On 3 July 1863 Gen. Pemberton offered to negotiate terms of surrender and Gen. Grant notified Gen. Sherman to be prepared to destroy Johnston's army as soon as the surrender of the Vicksburg defenders was accomplished. On 4 July 1863 Gen. Pemberton agreed to the terms of Gen. Grant and surrendered the Vicksburg garrison. The garrison would be paroled and sent to a parole camp to stay there until exchanged for Federal prisoners. First Sgt. Tillman McCarty, Co A, 33rd Mississippi Infantry Regiment, had become separated from the regiment during the Battle of Champion Hill and had retreated into Vicksburg with Gen. Pemberton's army. He was one of several members of the regiment to surrender there. He signed his parole in front of a Federal captain in the 101st Illinois Infantry and a Confederate Officer from the 66th Alabama Infantry. Gen. Johnston heard of the surrender on 5 July 63. On 6 July he had his army in retreat towards Jackson. The men of Featherston's Brigade left the area of the Big Black River and marched past Queen's Hill Church and turned into the Bridgeport Road. It was very hot and dry. It took two days to make the 25 mile march to Jackson.
The Confederates set up to receive the expected Yankee attack. The defense line at Jackson was a rough semi-circle from the Pearl River north of Jackson out westward and then back south again to the Pearl River. Featherston's Brigade went into a relatively unfinished part of the line one mile north of Jackson. (This general area is now easily found if one goes to Jackson on Interstate 55. Just take the exit marked Fortification Street.) Gen. Sherman decided on 10 July 63 that a siege was in order rather than a frontal attack on the entrenched Confederates. There was a small-scale attack on 11 July 63 by the 2nd Michigan Infantry on Loring's position but due to confusion and the failure of other units to support, the attack was called off and the Michiganders retreated. Gen. Johnston had already decided on the 11th that he would be evacuating Jackson.

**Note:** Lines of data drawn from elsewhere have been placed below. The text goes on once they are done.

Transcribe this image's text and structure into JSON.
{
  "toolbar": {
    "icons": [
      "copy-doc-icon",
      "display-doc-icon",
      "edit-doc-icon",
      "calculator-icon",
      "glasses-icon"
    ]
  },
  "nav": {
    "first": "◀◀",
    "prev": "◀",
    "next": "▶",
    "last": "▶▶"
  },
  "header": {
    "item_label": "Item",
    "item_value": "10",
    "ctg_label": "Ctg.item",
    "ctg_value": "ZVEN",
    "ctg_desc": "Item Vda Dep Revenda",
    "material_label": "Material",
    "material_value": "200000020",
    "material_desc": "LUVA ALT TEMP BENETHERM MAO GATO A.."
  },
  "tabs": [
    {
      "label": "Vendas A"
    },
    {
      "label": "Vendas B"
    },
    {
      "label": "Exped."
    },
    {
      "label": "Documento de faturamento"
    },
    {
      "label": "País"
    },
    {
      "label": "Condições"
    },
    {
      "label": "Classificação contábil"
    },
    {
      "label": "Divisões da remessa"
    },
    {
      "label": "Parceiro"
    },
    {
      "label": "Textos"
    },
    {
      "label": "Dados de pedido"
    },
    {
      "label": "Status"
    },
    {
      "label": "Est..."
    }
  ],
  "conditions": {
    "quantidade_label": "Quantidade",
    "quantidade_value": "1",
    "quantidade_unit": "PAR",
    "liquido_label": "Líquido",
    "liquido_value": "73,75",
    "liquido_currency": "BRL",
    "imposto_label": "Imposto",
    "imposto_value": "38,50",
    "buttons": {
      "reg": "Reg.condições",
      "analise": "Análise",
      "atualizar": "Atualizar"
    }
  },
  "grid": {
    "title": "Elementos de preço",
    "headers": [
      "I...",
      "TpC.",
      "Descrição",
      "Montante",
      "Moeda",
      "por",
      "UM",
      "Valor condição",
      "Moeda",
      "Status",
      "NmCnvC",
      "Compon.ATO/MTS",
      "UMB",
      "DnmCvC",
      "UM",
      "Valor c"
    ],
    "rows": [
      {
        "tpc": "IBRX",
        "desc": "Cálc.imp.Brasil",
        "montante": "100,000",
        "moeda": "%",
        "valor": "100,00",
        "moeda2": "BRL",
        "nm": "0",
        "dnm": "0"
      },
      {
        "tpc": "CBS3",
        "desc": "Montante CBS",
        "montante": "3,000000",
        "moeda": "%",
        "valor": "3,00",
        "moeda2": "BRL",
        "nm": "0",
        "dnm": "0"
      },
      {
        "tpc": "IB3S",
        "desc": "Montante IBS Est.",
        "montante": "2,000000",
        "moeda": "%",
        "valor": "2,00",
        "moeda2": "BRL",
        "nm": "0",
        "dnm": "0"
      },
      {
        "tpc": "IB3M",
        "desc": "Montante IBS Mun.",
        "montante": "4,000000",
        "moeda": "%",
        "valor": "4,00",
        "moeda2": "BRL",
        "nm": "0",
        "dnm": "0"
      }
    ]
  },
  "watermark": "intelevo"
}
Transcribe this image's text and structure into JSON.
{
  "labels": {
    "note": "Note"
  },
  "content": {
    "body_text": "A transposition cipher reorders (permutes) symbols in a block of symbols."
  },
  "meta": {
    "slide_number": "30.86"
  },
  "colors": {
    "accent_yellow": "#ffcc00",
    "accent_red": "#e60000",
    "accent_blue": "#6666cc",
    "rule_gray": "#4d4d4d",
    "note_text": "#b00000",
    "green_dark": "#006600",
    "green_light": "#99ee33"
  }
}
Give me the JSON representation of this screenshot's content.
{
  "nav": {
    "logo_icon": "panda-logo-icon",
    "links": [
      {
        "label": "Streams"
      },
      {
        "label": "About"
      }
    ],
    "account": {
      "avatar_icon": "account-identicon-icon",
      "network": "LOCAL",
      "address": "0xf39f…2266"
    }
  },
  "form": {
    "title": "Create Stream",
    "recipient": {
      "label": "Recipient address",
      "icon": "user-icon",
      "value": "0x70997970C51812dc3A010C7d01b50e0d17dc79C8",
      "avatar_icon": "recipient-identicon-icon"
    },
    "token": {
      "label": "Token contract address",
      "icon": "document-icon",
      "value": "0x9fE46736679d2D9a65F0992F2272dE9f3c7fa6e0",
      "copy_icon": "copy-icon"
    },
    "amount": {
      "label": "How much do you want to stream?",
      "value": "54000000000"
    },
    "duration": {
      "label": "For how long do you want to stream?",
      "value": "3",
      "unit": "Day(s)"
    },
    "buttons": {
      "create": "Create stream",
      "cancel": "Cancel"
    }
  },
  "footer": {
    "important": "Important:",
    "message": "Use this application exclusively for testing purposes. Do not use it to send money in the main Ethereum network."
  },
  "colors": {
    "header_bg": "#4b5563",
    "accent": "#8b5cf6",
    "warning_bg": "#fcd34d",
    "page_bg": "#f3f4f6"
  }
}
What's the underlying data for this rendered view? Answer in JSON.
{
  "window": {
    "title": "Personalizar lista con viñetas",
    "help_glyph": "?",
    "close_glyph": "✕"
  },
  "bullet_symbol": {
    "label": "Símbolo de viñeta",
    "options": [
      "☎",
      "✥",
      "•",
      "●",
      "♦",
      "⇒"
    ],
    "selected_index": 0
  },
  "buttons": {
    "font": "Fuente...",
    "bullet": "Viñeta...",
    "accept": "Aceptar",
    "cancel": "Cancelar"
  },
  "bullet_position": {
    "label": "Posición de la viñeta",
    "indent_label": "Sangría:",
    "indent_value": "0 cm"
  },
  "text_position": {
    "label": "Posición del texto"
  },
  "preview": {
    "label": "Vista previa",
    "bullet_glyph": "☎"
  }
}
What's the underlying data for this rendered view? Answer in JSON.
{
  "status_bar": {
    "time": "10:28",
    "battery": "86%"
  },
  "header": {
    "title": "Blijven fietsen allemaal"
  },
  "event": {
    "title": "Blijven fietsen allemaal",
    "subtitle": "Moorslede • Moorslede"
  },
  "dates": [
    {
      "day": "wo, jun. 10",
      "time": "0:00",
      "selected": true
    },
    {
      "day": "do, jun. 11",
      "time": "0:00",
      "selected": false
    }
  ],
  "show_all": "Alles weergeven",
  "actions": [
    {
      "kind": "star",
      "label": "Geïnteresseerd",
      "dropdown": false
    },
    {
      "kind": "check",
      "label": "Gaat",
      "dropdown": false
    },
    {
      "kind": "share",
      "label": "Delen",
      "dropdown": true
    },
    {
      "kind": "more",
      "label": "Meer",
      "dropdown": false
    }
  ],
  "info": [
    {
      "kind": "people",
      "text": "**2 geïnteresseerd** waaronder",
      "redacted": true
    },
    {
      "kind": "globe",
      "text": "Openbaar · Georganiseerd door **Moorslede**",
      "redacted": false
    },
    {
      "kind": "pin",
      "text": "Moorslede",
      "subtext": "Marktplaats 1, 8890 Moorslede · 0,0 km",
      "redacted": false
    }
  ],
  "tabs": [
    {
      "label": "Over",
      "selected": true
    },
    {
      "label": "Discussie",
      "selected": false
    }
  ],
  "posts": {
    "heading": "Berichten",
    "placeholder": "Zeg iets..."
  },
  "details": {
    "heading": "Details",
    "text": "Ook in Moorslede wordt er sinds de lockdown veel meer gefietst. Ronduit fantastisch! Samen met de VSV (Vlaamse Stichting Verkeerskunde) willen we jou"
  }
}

He sent a telegram to Jefferson Davis advising him of the likelihood of his retreat. Gen Sherman directed his men to prepare for a siege and opened it on 12 July 63 with a one hour barrage of 3000 artillery projectiles. The men of the 33rd Mississippi settled in to enduring the siege until the 16th when Union Gen. J. G. Parks sent a forced reconnaissance against Loring's command. Gen. Edward Ferrero sent his men against the area manned by Featherston's Brigade. There was sharp firing from around a Confederate artillery battery called "The Cotton Bale Battery." Gen. Ferrero was satisfied that the position was still held in strength and recalled his troops.
On the night of the 16th Gen. Johnston ordered the retreat to begin. Featherston's Brigade slipped out of the trenches quietly and marched to the low ground east of the capital building. (This area is now the site of the state fairgrounds.) The men marched on through the night crossing Carson's Ferry on the Pearl River and on toward Brandon. After showing much dash and aggressiveness Gen. Sherman was content to let Gen. Johnston escape. Sherman had confided to another officer, "If he moves across Pearl River, and makes good speed, I will let him go." Featherston's Brigade kept marching east until they reached Forest in central Scott County on 20 July 1863. They went into camp along Futche's Creek, a sluggish small creek northeast of town on the north side of what is now called Old U.S. 80. The siege of Jackson and the subsequent retreat must have been very demoralizing to the men of the 33rd Mississippi Infantry. A review of the individual service records shows numerous entries showing "deserted" for 16 July 63.